In accordance with the COPE guidelines, the journal will consider retracting publications if:

  • They have clear evidence that the findings are unreliable, either as a result of major error (eg, miscalculation or experimental error), or as a result of fabrication (eg, of data) or falsification (eg, image manipulation)
  • It constitutes plagiarism
  • The findings have previously been published elsewhere without proper attribution to previous sources or disclosure to the journal, permission to republish, or justification (ie, cases of redundant publication)
  • It contains material or data without authorisation for use
  • Copyright has been infringed or there is some other serious legal issue (eg, libel, privacy)
  • It reports unethical research
  • It has been published solely on the basis of a compromised or manipulated peer review process
  • The author(s) failed to disclose a major competing interest that, in the view of the journal, would have unduly affected interpretations of the work or recommendations by editors and peer reviewers.

In case of a retraction, the original article will remain available to readers, but a notice on the article’s page will show that the original article has been retracted. Furthermore, the reason for the retraction will be stated. This ensures that the integrity and transparency of the academic record is maintained. The final decision on retracting an article will be made by the editor-in-chief.

For other questions regarding post-publication corrections and retractions, as well as requests to engage in post-publication discussions, authors should contact the Managing Editor of the journal.


Security and Human Rights is an open access journal that provides immediate open access to its content. There are no fees payable to submit or publish in this journal.


In the event the Security and Human Rights Journal ceases to be published, access to journal content will be made available through the Netherlands Helsinki Committee (NHC).

Revenue Sources

The SHRM is administered under the auspices of the Netherlands Helsinki Committee (NHC) and is made possible through the generous financial support of the governments of Austria, Liechtenstein, and the Netherlands.

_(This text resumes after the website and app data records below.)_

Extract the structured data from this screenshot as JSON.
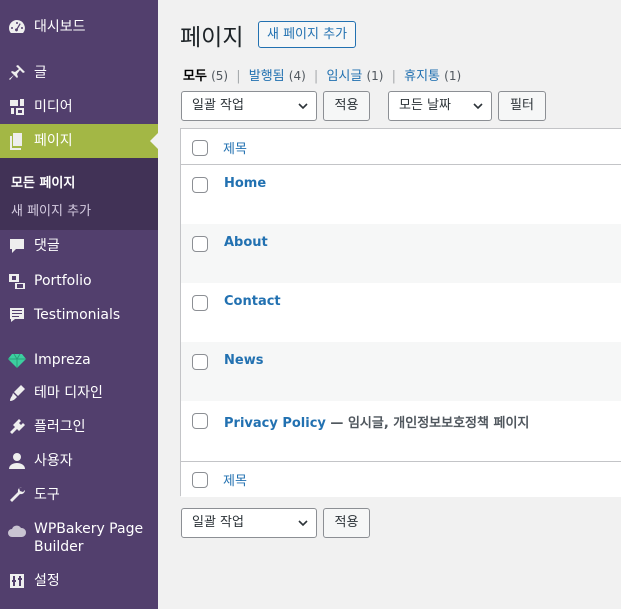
{
  "sidebar": {
    "items": [
      {
        "label": "대시보드",
        "icon": "dashboard-icon"
      },
      {
        "label": "글",
        "icon": "pin-icon"
      },
      {
        "label": "미디어",
        "icon": "media-icon"
      },
      {
        "label": "페이지",
        "icon": "pages-icon",
        "active": true
      },
      {
        "label": "댓글",
        "icon": "comment-icon"
      },
      {
        "label": "Portfolio",
        "icon": "portfolio-icon"
      },
      {
        "label": "Testimonials",
        "icon": "testimonials-icon"
      },
      {
        "label": "Impreza",
        "icon": "gem-icon"
      },
      {
        "label": "테마 디자인",
        "icon": "brush-icon"
      },
      {
        "label": "플러그인",
        "icon": "plugin-icon"
      },
      {
        "label": "사용자",
        "icon": "user-icon"
      },
      {
        "label": "도구",
        "icon": "wrench-icon"
      },
      {
        "label": "WPBakery Page Builder",
        "icon": "cloud-icon"
      },
      {
        "label": "설정",
        "icon": "settings-icon"
      }
    ],
    "submenu": [
      {
        "label": "모든 페이지",
        "current": true
      },
      {
        "label": "새 페이지 추가",
        "current": false
      }
    ]
  },
  "main": {
    "title": "페이지",
    "add_new": "새 페이지 추가",
    "filters": {
      "all": "모두",
      "all_count": "(5)",
      "published": "발행됨",
      "published_count": "(4)",
      "draft": "임시글",
      "draft_count": "(1)",
      "trash": "휴지통",
      "trash_count": "(1)",
      "separator": "|"
    },
    "bulk_action": "일괄 작업",
    "apply": "적용",
    "all_dates": "모든 날짜",
    "filter": "필터",
    "column_title": "제목",
    "rows": [
      {
        "title": "Home",
        "state": ""
      },
      {
        "title": "About",
        "state": ""
      },
      {
        "title": "Contact",
        "state": ""
      },
      {
        "title": "News",
        "state": ""
      },
      {
        "title": "Privacy Policy",
        "state": " — 임시글, 개인정보보호정책 페이지"
      }
    ]
  },
  "colors": {
    "sidebar_bg": "#523f6d",
    "submenu_bg": "#413256",
    "active_bg": "#a3b745",
    "link": "#2271b1"
  }
}
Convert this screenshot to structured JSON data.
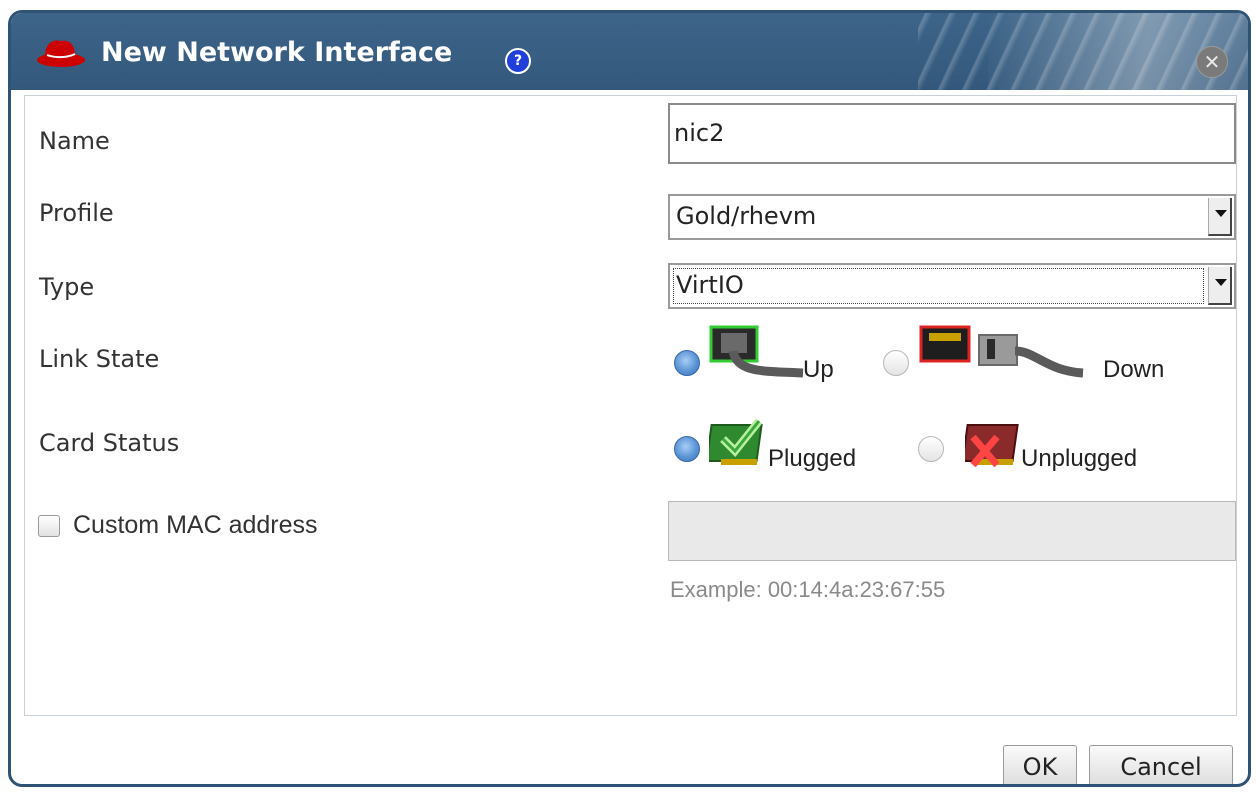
{
  "dialog": {
    "title": "New Network Interface",
    "help_symbol": "?",
    "close_symbol": "✕"
  },
  "form": {
    "name_label": "Name",
    "name_value": "nic2",
    "profile_label": "Profile",
    "profile_value": "Gold/rhevm",
    "type_label": "Type",
    "type_value": "VirtIO",
    "link_state_label": "Link State",
    "link_state_options": [
      {
        "label": "Up",
        "checked": true,
        "icon": "network-cable-plugged-icon"
      },
      {
        "label": "Down",
        "checked": false,
        "icon": "network-cable-unplugged-icon"
      }
    ],
    "card_status_label": "Card Status",
    "card_status_options": [
      {
        "label": "Plugged",
        "checked": true,
        "icon": "nic-card-plugged-icon"
      },
      {
        "label": "Unplugged",
        "checked": false,
        "icon": "nic-card-unplugged-icon"
      }
    ],
    "custom_mac_label": "Custom MAC address",
    "custom_mac_checked": false,
    "mac_value": "",
    "mac_example": "Example: 00:14:4a:23:67:55"
  },
  "buttons": {
    "ok": "OK",
    "cancel": "Cancel"
  },
  "colors": {
    "titlebar": "#33587c",
    "dialog_border": "#2f5375",
    "logo_red": "#cc0000",
    "help_blue": "#1f3fd8"
  }
}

The journal was previously published and hosted by the Brill publishing house. Security and Human Rights now finds its permanent home here, with archival volumes and future publications in full open access.

Online ISSN: 1875-0230

Print ISSN: 1874-7337

Journal editions: